• Task directions:
This exercise asks for every line of the material that contains the word "felis".

• Extracted entries:
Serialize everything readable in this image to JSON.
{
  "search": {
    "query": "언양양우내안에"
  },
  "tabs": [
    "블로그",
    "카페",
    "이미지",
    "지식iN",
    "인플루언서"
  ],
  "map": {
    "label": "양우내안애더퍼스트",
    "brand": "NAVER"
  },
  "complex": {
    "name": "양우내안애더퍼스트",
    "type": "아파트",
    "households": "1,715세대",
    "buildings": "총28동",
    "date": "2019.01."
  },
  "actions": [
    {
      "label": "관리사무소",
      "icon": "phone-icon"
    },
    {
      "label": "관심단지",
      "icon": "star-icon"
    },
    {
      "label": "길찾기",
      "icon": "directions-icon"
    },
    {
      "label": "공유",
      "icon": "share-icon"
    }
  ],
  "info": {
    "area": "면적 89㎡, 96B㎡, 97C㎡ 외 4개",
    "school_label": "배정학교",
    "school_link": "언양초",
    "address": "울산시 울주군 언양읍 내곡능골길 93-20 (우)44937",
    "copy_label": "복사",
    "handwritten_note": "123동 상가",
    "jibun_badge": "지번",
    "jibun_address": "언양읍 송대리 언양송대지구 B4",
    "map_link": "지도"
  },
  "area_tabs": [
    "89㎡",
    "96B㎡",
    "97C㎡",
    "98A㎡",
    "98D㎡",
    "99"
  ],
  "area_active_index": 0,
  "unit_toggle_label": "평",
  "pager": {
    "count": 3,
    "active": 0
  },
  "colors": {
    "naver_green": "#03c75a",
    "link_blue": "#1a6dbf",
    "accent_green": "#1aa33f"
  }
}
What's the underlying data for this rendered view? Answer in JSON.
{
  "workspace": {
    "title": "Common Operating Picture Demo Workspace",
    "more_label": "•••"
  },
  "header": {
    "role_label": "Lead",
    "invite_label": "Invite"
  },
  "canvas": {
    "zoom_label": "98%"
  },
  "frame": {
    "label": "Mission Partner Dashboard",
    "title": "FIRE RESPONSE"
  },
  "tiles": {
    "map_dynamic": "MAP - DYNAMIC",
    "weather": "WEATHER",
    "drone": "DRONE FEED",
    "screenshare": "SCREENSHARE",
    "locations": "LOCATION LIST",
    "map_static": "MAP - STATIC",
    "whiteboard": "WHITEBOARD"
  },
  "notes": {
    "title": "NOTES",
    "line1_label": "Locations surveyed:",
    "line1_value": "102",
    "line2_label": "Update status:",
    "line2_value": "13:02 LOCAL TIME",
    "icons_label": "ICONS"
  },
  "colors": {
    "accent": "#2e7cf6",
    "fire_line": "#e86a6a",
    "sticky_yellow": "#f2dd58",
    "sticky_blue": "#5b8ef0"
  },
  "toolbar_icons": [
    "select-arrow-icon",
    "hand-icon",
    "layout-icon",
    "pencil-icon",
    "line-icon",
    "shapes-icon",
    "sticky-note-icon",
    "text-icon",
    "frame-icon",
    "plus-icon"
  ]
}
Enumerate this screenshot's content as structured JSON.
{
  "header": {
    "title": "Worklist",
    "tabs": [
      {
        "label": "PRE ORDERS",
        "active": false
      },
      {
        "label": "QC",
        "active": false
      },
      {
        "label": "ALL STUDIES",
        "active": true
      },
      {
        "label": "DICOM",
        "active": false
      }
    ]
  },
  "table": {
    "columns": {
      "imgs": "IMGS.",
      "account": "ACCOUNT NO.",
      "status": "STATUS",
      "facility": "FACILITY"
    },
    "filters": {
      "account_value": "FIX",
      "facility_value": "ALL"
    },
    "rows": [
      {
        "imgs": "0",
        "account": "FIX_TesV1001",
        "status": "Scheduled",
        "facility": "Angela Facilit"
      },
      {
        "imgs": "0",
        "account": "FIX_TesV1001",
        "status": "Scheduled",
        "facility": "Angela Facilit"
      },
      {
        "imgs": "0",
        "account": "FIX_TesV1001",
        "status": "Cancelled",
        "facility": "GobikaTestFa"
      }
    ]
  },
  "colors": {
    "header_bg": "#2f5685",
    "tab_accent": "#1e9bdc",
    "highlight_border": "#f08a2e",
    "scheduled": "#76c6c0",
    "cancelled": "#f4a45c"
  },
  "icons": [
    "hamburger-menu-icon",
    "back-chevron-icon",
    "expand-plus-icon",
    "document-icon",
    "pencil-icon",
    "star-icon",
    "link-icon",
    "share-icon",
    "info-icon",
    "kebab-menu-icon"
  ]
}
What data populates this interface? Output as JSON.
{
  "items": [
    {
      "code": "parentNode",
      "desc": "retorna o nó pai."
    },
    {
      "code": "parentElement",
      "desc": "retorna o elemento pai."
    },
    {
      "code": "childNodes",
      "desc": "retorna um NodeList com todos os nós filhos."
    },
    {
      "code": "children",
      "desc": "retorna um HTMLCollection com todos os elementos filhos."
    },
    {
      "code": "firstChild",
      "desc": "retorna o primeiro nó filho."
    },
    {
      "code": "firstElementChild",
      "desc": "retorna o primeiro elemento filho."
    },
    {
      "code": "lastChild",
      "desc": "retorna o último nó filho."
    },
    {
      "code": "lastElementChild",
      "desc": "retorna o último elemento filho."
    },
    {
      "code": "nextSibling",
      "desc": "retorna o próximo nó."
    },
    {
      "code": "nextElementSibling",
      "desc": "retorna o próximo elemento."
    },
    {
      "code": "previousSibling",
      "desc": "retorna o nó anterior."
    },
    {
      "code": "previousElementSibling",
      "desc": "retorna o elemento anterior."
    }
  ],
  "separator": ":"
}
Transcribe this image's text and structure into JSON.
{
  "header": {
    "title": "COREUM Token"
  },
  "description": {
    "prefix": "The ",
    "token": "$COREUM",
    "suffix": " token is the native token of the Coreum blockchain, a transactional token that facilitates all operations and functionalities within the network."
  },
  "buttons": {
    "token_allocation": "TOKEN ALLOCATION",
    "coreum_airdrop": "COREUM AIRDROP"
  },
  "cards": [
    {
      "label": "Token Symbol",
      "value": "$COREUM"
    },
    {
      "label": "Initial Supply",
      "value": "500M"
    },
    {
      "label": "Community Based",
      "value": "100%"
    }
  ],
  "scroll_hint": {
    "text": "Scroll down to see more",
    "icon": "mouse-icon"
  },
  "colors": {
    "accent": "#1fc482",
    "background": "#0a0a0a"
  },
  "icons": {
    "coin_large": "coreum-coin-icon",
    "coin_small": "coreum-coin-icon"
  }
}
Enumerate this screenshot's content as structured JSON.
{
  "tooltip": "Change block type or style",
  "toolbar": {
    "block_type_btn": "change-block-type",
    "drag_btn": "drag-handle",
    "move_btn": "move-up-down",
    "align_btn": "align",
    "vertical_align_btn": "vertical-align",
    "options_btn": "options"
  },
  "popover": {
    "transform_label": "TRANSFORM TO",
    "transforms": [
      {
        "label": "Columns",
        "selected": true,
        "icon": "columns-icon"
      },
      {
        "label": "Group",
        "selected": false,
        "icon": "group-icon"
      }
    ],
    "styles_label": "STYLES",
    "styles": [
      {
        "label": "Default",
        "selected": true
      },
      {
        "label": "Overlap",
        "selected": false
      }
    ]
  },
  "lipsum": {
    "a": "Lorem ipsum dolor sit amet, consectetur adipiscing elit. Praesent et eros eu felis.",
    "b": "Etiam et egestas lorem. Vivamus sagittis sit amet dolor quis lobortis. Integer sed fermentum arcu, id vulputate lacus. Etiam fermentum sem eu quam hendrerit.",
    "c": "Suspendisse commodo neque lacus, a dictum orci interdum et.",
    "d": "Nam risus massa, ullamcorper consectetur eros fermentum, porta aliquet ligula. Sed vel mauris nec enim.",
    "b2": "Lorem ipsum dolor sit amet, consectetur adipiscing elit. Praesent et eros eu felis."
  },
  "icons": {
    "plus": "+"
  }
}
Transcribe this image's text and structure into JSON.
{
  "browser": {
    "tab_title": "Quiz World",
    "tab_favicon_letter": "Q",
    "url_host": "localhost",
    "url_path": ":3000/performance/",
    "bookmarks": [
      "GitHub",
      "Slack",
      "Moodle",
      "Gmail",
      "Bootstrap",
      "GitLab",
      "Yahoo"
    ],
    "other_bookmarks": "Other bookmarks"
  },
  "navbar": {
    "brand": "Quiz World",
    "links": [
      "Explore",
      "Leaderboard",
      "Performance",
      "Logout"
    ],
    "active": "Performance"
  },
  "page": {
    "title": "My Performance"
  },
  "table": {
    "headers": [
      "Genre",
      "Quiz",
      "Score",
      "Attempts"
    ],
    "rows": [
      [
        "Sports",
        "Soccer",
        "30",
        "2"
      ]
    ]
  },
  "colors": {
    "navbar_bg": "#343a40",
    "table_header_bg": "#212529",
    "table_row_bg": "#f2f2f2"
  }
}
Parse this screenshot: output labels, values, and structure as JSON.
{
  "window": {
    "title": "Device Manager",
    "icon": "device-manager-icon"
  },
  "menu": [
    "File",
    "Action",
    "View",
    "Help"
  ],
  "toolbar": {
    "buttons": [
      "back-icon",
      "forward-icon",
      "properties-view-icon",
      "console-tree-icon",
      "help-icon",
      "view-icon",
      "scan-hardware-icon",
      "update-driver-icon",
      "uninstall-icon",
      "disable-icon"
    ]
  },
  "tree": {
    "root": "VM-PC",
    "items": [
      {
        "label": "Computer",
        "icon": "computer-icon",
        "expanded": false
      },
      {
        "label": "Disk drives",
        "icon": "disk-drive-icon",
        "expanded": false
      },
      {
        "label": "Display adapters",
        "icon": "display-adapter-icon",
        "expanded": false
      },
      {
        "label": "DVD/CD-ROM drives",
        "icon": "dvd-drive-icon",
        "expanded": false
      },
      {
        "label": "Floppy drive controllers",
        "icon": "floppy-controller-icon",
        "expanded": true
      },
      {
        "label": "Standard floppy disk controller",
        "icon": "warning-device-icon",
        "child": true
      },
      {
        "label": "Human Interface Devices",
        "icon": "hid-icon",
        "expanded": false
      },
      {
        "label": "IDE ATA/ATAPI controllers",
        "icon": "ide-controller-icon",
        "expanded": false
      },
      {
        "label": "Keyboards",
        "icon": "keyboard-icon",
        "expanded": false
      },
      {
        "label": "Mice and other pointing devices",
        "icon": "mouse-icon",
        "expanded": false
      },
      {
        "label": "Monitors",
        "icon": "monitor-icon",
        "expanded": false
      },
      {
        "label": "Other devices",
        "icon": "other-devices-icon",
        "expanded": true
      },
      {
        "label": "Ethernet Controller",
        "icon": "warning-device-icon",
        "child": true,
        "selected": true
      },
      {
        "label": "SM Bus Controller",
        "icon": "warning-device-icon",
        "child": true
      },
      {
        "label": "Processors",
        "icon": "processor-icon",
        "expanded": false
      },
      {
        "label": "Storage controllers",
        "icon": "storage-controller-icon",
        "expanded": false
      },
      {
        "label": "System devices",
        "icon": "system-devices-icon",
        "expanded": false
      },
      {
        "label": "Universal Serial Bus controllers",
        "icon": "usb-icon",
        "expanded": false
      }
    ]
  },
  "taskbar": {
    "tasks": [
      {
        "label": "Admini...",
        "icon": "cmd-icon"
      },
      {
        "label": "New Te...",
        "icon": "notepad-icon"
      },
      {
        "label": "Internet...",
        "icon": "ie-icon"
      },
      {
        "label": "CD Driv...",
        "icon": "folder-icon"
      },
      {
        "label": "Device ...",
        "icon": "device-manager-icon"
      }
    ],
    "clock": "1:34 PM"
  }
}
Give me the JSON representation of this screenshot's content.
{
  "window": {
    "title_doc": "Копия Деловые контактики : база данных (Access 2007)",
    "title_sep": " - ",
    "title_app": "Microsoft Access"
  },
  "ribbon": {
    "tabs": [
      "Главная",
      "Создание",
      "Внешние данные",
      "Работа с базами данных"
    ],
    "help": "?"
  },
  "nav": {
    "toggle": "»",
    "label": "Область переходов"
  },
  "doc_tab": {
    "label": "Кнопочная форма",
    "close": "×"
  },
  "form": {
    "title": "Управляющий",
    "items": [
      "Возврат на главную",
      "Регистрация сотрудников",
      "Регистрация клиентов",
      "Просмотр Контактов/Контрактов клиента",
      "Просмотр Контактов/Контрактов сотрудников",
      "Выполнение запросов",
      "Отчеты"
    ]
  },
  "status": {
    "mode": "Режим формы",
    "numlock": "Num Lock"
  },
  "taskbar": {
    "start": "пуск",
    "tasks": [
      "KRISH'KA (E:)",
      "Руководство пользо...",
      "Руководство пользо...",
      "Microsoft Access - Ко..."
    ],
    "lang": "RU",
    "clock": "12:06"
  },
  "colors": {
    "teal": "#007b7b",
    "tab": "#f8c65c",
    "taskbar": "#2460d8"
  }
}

• Solution to this problem:
    "a": "Lorem ipsum dolor sit amet, consectetur adipiscing elit. Praesent et eros eu felis.",
    "b2": "Lorem ipsum dolor sit amet, consectetur adipiscing elit. Praesent et eros eu felis."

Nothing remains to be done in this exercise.